When it comes to the subject of optimal nutrition, one of the diets which is receiving increasing prominence in mainstream media (both as a fad and as a proposed solution to many modern health problems) is the Paleo Diet. The internet is awash with information on what is also being referred to as the Caveman, Primal or Hunter-Gatherer diet. It is also a topic that many of our patients have been asking us about recently – so hence this post!

What is the Paleo Diet?

At the centre of the Paleo philosophy is the premise that human beings have evolved as a species over a significant period of time (during which their physiology adapted to the types of food which was available to them. The term Paleo derives from the Paleolithic, or Stone Age period – which represents a reference point for optimal nutrition that humans are genetically best suited to consume.


These early people lived the Hunter-Gatherer lifestyle and though their diets varied significantly depending on their living habitat, they were all characterised by an absence of certain types of foods which only became widely available after the invention of agriculture, which is a relatively recent event when compared to the whole history of human evolution. These foods are: grains – whole and refined, legumes, all forms of dairy, seed oils (which require mechanical intervention to be obtained in large quantities), sugar and its modern substitutes, e.g. high fructose corn syrup and alcohol. Particularly the 20th century has seen an increasing industrialisation of food production with highly processed foods being widely available, cheap and convenient.

The corner stone of the Paleo Diet is the elimination of all agriculturally derived and processed foods and basing the nutrition around foods which were available to humans in the Paleolithic era – meat (including organs), fish, shellfish, eggs, vegetables, fruit, nuts and starchy tubers.

The main rationale is that the consumption of foods which humans have not evolved to eat in considerable quantities is over time very likely to lead to a whole range of health problems. Depending on the individual’s pre-disposition these can range from more obviously food related problems e.g. digestive complaints or weight control to potentially a host of degenerative diseases such as heart disease, obesity, diabetes and cancer. These conditions are also often being referred to a diseases of civilisation as they are noticeably rarer if not entirely absent in populations which still follow a Hunter-Gatherer lifestyle.

Objectives of the Paleo Diet
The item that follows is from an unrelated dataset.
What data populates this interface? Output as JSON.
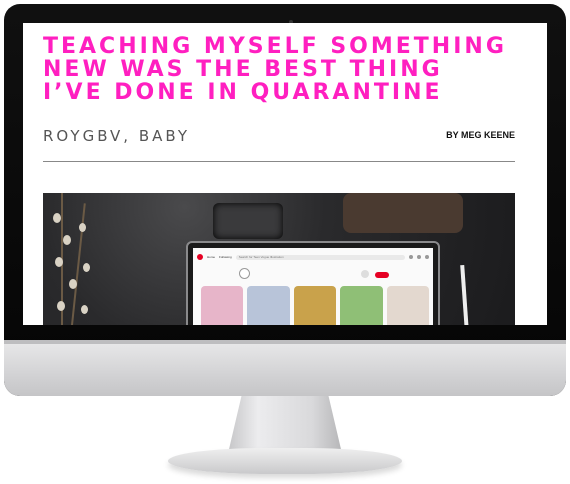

The Paleo diet is not a diet in the conventional sense which this word acquired in the modern day, as it is not intended to be a short term intervention with a primarily aim being a weight reduction. It is nutritional philosophy aimed a improving and sustaining optimal human health by ensuring that the body gets all the nutritional elements it requires to function the way it has evolved to be. In fact, the Paleo movement extends onto exercise and other lifestyle choices. It advocates exercise mim-icking physical activities which Hunter-Gatherers would have been exposed to such as sprints and intense, short duration activity, over long term repetitive cardio exercise. Sunlight exposure and amount and quality of sleep, as well elimination of chronic stress are also high on the agenda as these elements are also considered to be primary contributing factors to disease.

A Selection of Resources:
Dr. Loren Cordain – is considered to be one of the first to popularise the term ‘Paleo Diet’ , he has conducted a substantial amount of academic research into the health benefits of Stone Age Diets for contemporary people and is widely published in peer reviewed scientific journals. His book ‘The Paleo Diet’ is one of the most popular ones on the subject.

Mark Sisson – a former professional marathoner and tri-athlete whose mission is now “to change the lives of ten million people”. He runs his website Mark’s Daily Apple which contains a wealth of well sourced and referenced articles addressing every possible topic which the Paleo movement touches on. Mark represents the Primal side of Paleo – which does allow for certain agriculturally derived foods (primarily dairy) to be consumed if the individuals can tollerate them. Mark’s book ‘The Primal Blueprint’ contains some very simple steps to guide the transition into the Primal lifestyle.

Gary Taubes – the author of bestselling book ‘The Diet Delusion’ (‘Bad Calories Good Calories’ in the USA) , explores in an engaging manner the last century of nutritional research and illustrates how science can be influenced and biased by outside interests. Taubes presents a case which casts doubts on what most people as well as health authorities perceive to be sound nutritional ad-vice.

Melissa and Dallas Hartwig – the authors of the Whole9 blog, who have developed the Whole30 programme, are advocates of one of the ‘strictest’ Paleo regimes. Their book ‘It All Starts With Food’ explains really well the interplay between food, hormones and overall health without getting too scientific.

Chris Kresser – maintains a very informative website and has recently published his first book – ‘Personal Paleo Code’ – which is designed to help people to further fine-tune their Paleo nutrition to suit their individual requirements.

The Paleo Diet does not need to be bland and repetitive – there are a variety of blogs and increasing number of cook books which provide inspiration and guidance to aspiring Paleo gourmets such as Nom Nom Paleo and paleOMG


Best selling author, Dr Mercola gives his take on what he believes is right and wrong with the Paleo Diet and provides some additional recommendations  to some of those set out the above.